Staking rewards are income (under ordinary concepts), however until they are exchanged for fiat, they are unrealised. The benefit to the taxpayer is arguable only tangible once the tokens are exchanged to fiat. Acquiring additional tokens through staking increases the overall amount of the tokens available. IRD considers this different to an investment in shares, or a rental property where the owner receives a cash dividend of rental income stream (in fiat). This is a clear distinction due to the classification of crypto as property.
If there is an absence of ability to stake at the time of acquisition (and no clear ability to stake at a particular time in the future), it is likely the taxpayer has not shown that staking was necessarily a purpose of acquiring the token.
Staking rewards don’t to provide a fiat income stream which could be used to repay loans (if the taxpayer has borrowed to purchase cryptocurrency).
Bullion tax cases where a disposal was non-taxable.
In IRD QB 17/08 Are proceeds from the sale of Gold Bullion Income? There are several cases in this document that outline the facts of each case, the outcome (taxable/non-taxable), and the reasons for the outcome. Most of the cases result in the proceeds of disposal being taxable.
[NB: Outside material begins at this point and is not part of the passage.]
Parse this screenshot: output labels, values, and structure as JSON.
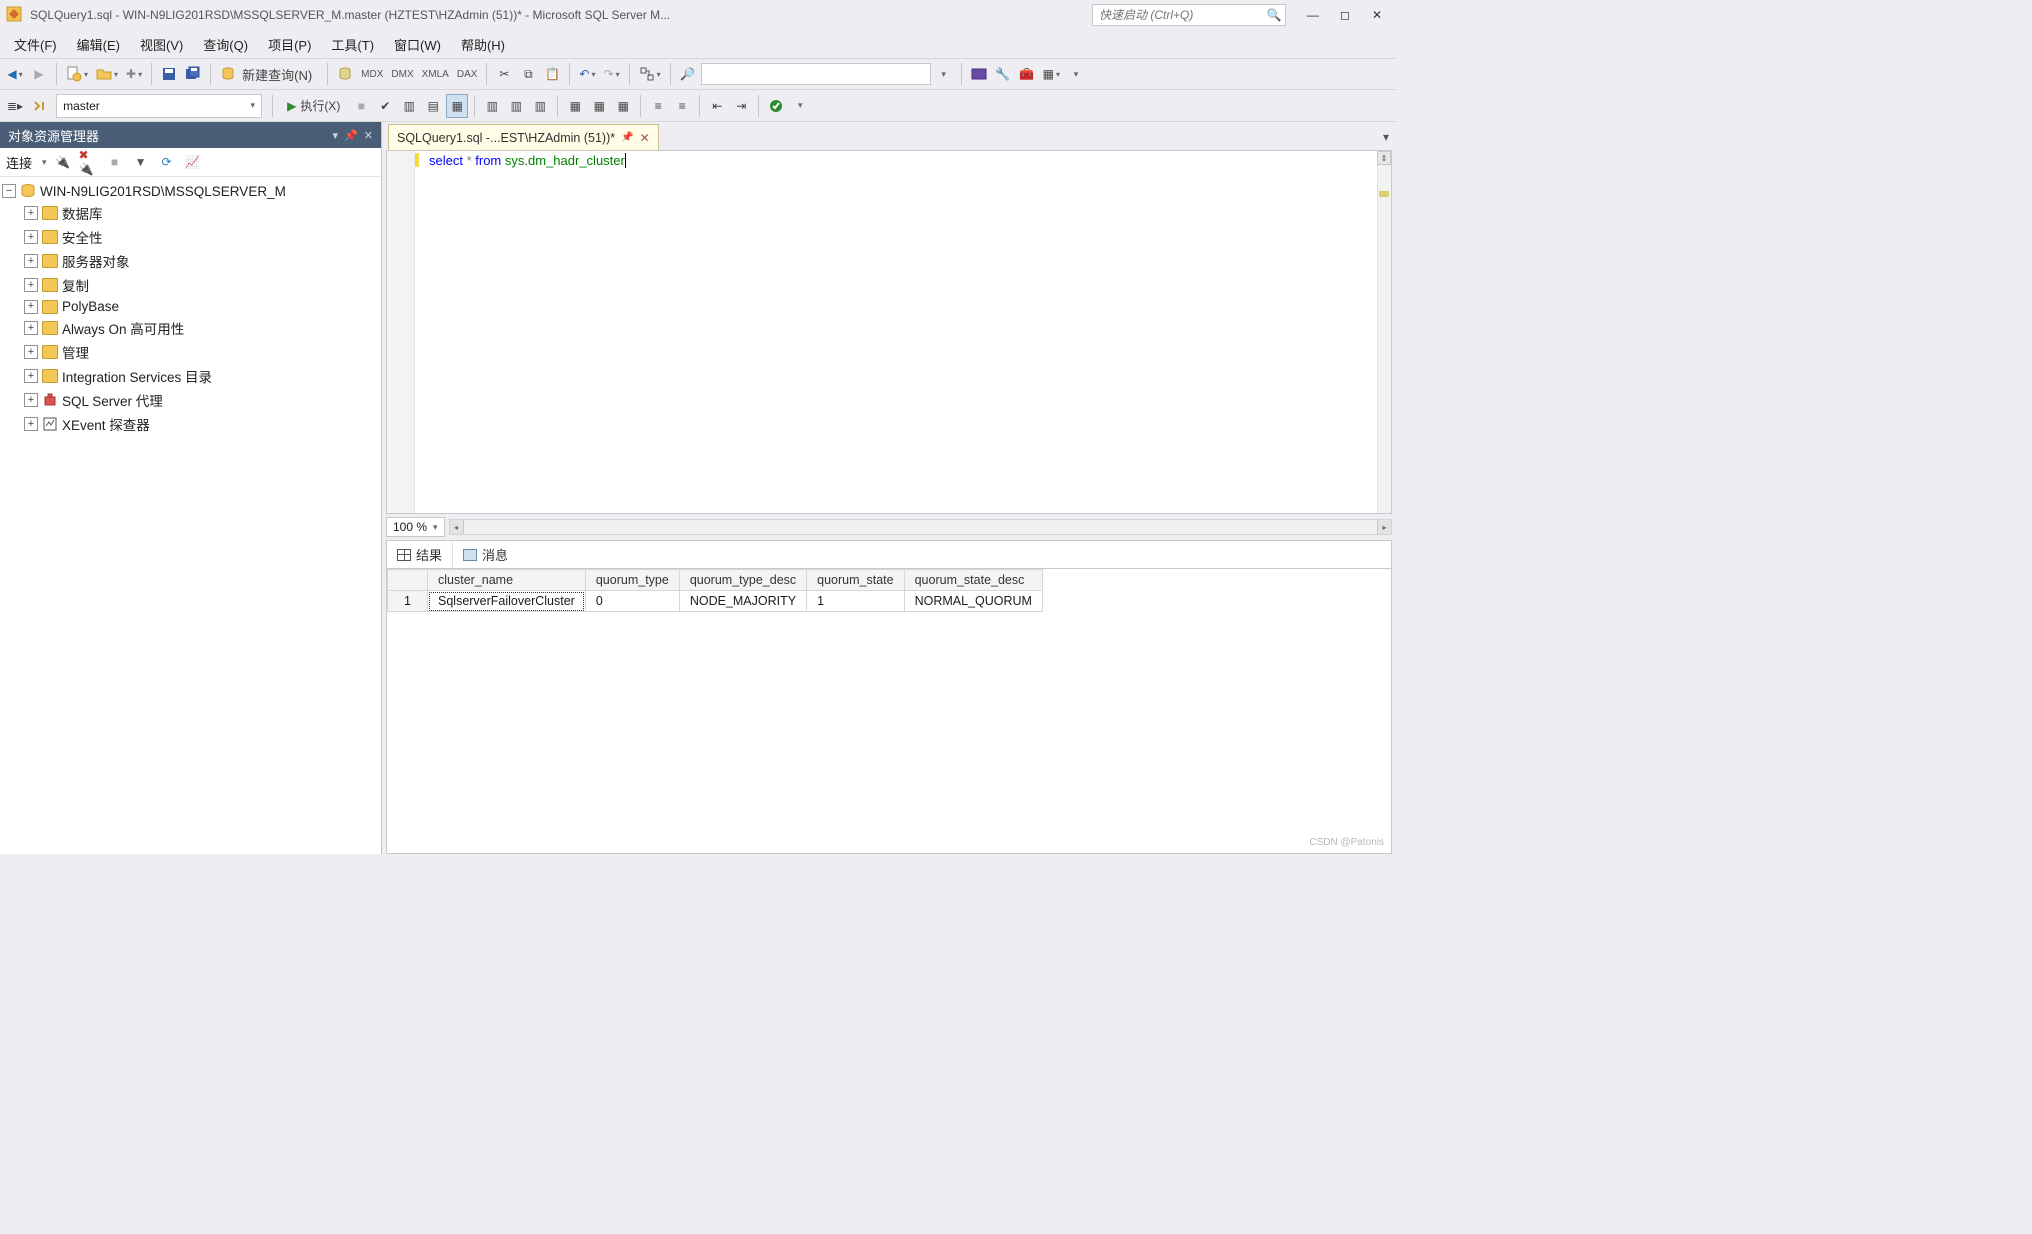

I have outlined below a non-taxable case to demonstrate clear and compelling evidence of bullion not being acquired for the purpose of disposal. This case sets a required standard to show that cryptocurrency was not acquired for the purpose of disposal.
In Case Q109, the taxpayers were Asian immigrants to Australia. They purchased bullion to protect their capital and to provide for their children’s’ financial futures. This was in keeping with their cultural custom. They later disposed of the bullion and the outcome was that the proceeds from the sale where non-taxable.
The reason for this non-taxable position was because their purpose on acquisition was to acquire the bullion to gift to their children at maturity, in accordance with their cultural custom. The taxpayers’ financial position was sound at the time the bullion was acquired, and neither of them could foresee a future situation where it might be necessary for them to sell all or some of the bullion for their personal benefit. Furthermore, at the time of acquisition, it was probably not feasible for anyone to have confidently predicted the remarkable rise in the value of bullion, particularly over a short period of time.
Emphasis is placed on “no future situation where it was likely they would sell” (due to their personal financial situations prior to acquisition, and culture customs of the bullion passing to their children at maturity). Also, it was not feasible for predicting an increase in its value.
When looking at cryptocurrency – it is likely that cryptocurrency tokens will be subject to significant increases and decreases in value, and I am unsure of any arguable culture customs relating to cryptocurrency. Therefore, the evidence in case Q109 is unlikely to apply to cryptocurrency.
Due to the classification of cryptocurrency as property for tax purposes, (subject to s CB 4), a taxpayer needs to show clear and compelling evidence that cryptocurrency was not acquired for the intention of disposal. The onus of proof is on the taxpayer to do so.
Due to the known relevant factors about cryptocurrency, at the time of writing, and crypto being classified as property, this is difficult.
Contact Tim Doyle for a no obligation call or meeting to discuss any cryptocurrency tax or accounting questions. Our office is in Cambridge, Waikato, or we can arrange a video conference call.
This material has been prepared for informational purposes only, and is not intended to provide, and should not be relied on for, tax, legal or accounting advice. You should consult your own tax, legal and accounting advisors before engaging in any transaction.